Jan Jananayagam campaigns for Tamil civil rights
A Tamil rights campaigner won more than 50,000 votes in the European elections - making her one of the most successful independent candidates ever.
Jan Jananayagam gained more votes than some political parties in the London region and more than all the other independents in the UK put together.
The IT consultant, a spokesman for the Tamils Against Genocide campaign, was backed by community groups.
Her campaign was also boosted by the support of Oscar-nominated rapper MIA.
Ms Jananayagam has been involved in the Tamil protests taking place in Parliament Square.
Since April thousands of Tamils have staged sit-down protests and other demonstrations outside the House of Commons to call for a ceasefire in the Sri Lankan civil war.
Ms Jananayagam, a former banker who used Facebook and her own internet site to mobilise support for her candidacy, had a range of policies including financial transparency, the environment and women's rights.
But it was the alleged treatment of Tamils in her native Sri Lanka that provided the main focus for her campaign.

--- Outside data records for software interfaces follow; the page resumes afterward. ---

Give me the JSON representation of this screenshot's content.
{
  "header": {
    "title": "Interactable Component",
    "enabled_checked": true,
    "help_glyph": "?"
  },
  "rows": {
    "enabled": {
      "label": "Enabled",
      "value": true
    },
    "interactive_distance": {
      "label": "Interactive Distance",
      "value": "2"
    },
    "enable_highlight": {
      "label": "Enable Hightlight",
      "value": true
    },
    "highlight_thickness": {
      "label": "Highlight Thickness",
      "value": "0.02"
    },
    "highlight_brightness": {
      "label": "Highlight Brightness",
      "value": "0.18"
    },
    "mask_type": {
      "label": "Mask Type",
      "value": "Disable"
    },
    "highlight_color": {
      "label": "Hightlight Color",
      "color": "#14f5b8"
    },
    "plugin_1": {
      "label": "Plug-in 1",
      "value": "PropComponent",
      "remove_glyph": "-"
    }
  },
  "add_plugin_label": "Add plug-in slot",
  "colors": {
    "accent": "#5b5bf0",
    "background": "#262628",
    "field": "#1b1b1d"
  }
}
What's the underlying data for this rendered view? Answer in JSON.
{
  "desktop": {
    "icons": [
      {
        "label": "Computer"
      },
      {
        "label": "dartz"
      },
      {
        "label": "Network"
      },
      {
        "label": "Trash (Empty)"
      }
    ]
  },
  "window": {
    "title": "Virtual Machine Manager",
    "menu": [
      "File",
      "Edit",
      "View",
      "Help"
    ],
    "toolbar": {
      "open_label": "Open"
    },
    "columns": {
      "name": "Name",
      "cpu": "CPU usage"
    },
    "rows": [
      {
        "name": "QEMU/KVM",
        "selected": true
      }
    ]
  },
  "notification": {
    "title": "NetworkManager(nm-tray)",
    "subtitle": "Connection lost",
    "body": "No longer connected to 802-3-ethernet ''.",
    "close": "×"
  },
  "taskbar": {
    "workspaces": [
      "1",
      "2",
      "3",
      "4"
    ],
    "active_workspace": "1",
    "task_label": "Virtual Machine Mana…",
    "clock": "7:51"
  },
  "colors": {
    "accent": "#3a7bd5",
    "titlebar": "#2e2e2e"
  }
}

She told BBC News: "It was one issue, but it appealed to a broad range of ethnic minorities generally. They identified with the wider civil liberties issues such as stop and search and how the anti-terror laws are being used to stop them.

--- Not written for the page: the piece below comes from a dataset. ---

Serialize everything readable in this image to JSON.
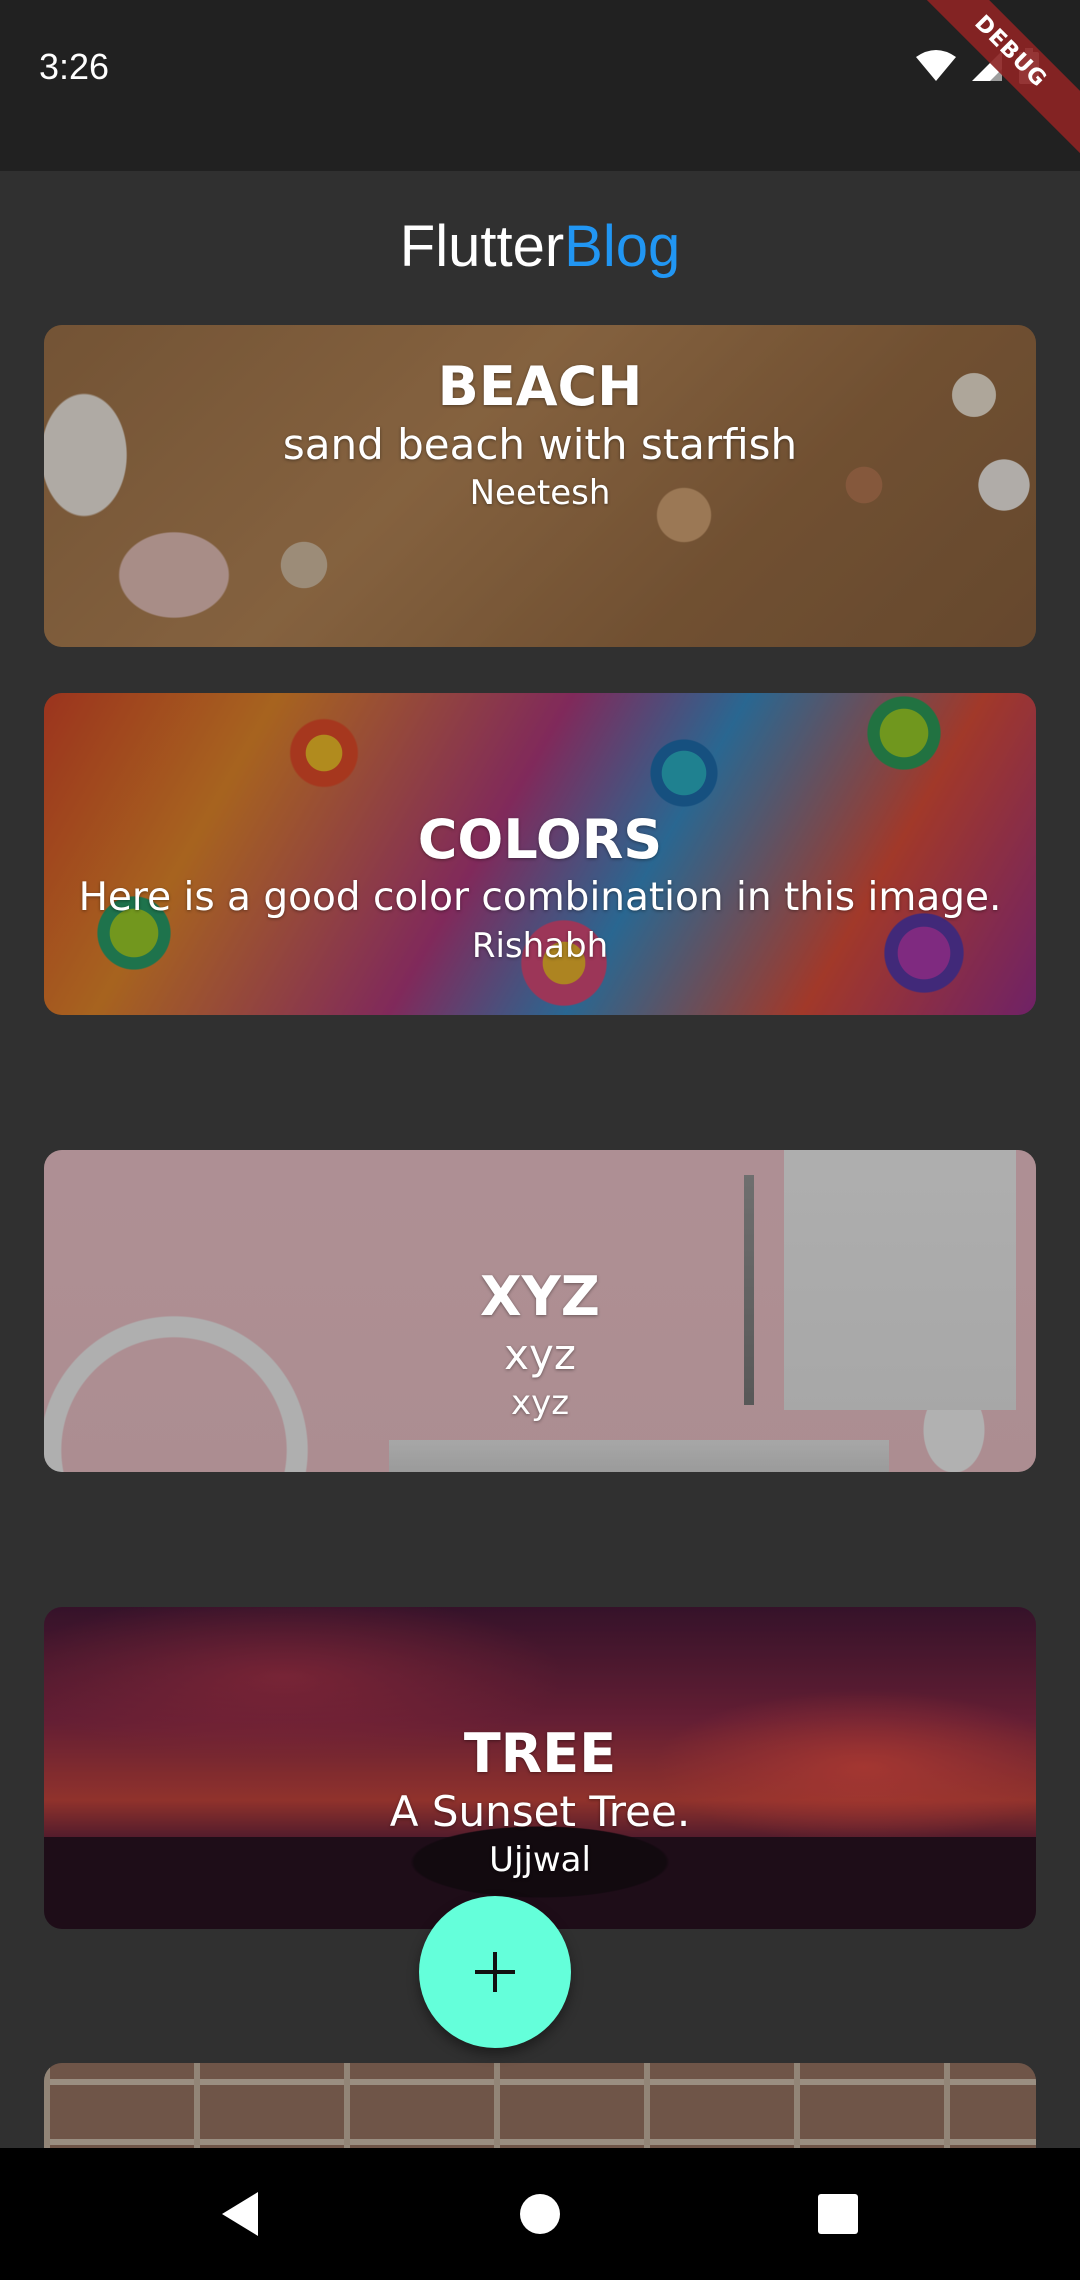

"Ordinary people liked it. I got a lot of positive feedback on my leaflet."
Ms Jananayagam also believes she was backed as a protest vote against the anti-immigration British National Party.
"When I walked down the street, young Asian men would stop and say they had voted for me to stop the BNP getting in.

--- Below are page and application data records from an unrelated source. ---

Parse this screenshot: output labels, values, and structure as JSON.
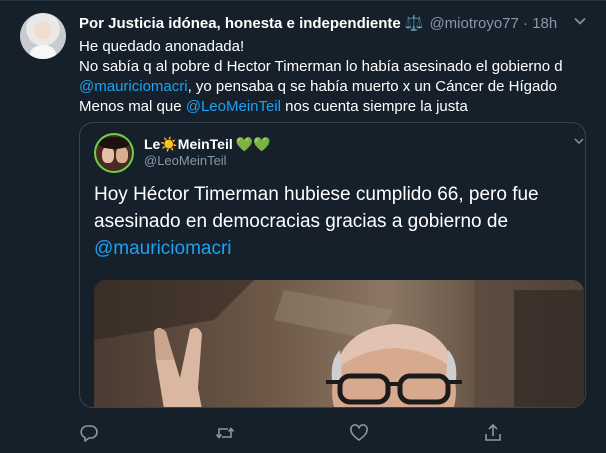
{
  "tweet": {
    "display_name": "Por Justicia idónea, honesta e independiente",
    "name_emoji": "⚖️",
    "handle": "@miotroyo77",
    "separator": "·",
    "time": "18h",
    "lines": [
      {
        "text": "He quedado anonadada!"
      },
      {
        "text": "No sabía q al pobre d Hector Timerman lo había asesinado el gobierno d"
      },
      {
        "link": "@mauriciomacri",
        "after": ", yo pensaba q se había muerto x un Cáncer de Hígado"
      },
      {
        "before": "Menos mal que ",
        "link": "@LeoMeinTeil",
        "after": " nos cuenta siempre la justa"
      }
    ]
  },
  "quoted": {
    "display_name_prefix": "Le",
    "display_name_sun": "☀️",
    "display_name_suffix": "MeinTeil",
    "hearts": "💚💚",
    "handle": "@LeoMeinTeil",
    "text": "Hoy Héctor Timerman hubiese cumplido 66, pero fue asesinado en democracias gracias a gobierno de",
    "mention": "@mauriciomacri",
    "image_desc_icon": "photo-of-man-with-glasses-victory-sign"
  },
  "actions": {
    "icons": [
      "reply-icon",
      "retweet-icon",
      "like-icon",
      "share-icon"
    ]
  },
  "colors": {
    "background": "#15202b",
    "link": "#1da1f2",
    "secondary": "#8899a6",
    "border": "#38444d"
  }
}
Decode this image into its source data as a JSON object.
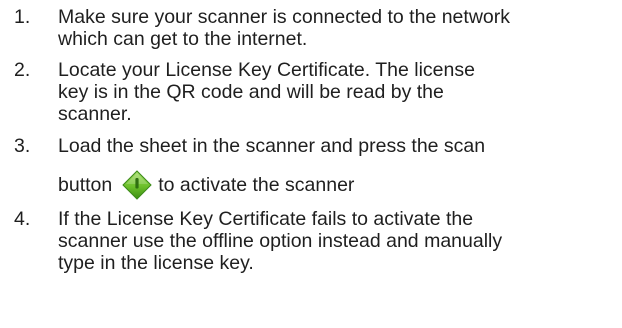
{
  "steps": [
    {
      "number": "1.",
      "lines": [
        "Make sure your scanner is connected to the network",
        "which can get to the internet."
      ]
    },
    {
      "number": "2.",
      "lines": [
        "Locate your License Key Certificate. The license",
        "key is in the QR code and will be read by the",
        "scanner."
      ]
    },
    {
      "number": "3.",
      "lines": [
        "Load the sheet in the scanner and press the scan"
      ],
      "line2_before_icon": "button",
      "line2_after_icon": "to activate the scanner",
      "icon": "scan-button-icon",
      "icon_color": "#6cbf2a"
    },
    {
      "number": "4.",
      "lines": [
        "If the License Key Certificate fails to activate the",
        "scanner use the offline option instead and manually",
        "type in the license key."
      ]
    }
  ]
}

"I hadn't been talking about that, I'd been talking about genocide, but a lot of people voted for me on the wider issue."
She said it had been very difficult to tell how the campaign was going as it was "organic and chaotic" but she was very happy with the result.
There have been a number of independent MEPs elected to the Strasbourg Parliament in different member states, including the Parliament's former president Pat Cox who was twice elected in the 1990s in Ireland.
In 2004, so-called "metric martyr" Neil Herron made a splash in the North-East of England when he polled 39,658, or 5.1% of the vote, on an anti-EU ticket, although he failed to gain enough votes to be elected.
Independents have traditionally had a hard time making their voices heard in British elections - particularly at the European polls, which use a closed "party list" system.
Jan Jananayagam gained 2.3% of the vote in the London region, where she was standing.
Singer MIA urged her fans to vote for Ms Jananayagam
That was more than established parties such as the English Democrats, the trade union-backed No2EU, the Socialist Labour Party, Libertas and Jury Team, a new umbrella group for Independents, all of which were running national campaigns and had the benefit of party political broadcasts.
Ms Jananayagam would have needed about 10% of the vote to stand a chance of winning a seat, but she did not enter the contest until the last minute, meaning she had just three weeks to mobilise support.
Her campaign was given a major boost by Grammy and Oscar-nominated rapper MIA, who urged fans to vote for her on Twitter and said she would create a new song to download for free.
The Sri Lanka-born musician, real name Mathangi Arulpragasam, told Sky News Ms Jananayagam was "the first person that I've seen in politics who can actually raise questions and be about the people".
The Tamil Tiger rebels, regarded by the British government as a terrorist organisation, were defeated last month after a conflict lasting about 30 years. The group fought for a separate state in the north and east of the island.
The UK has a large Tamil community, but the Tigers' cause did not command support among all Tamils.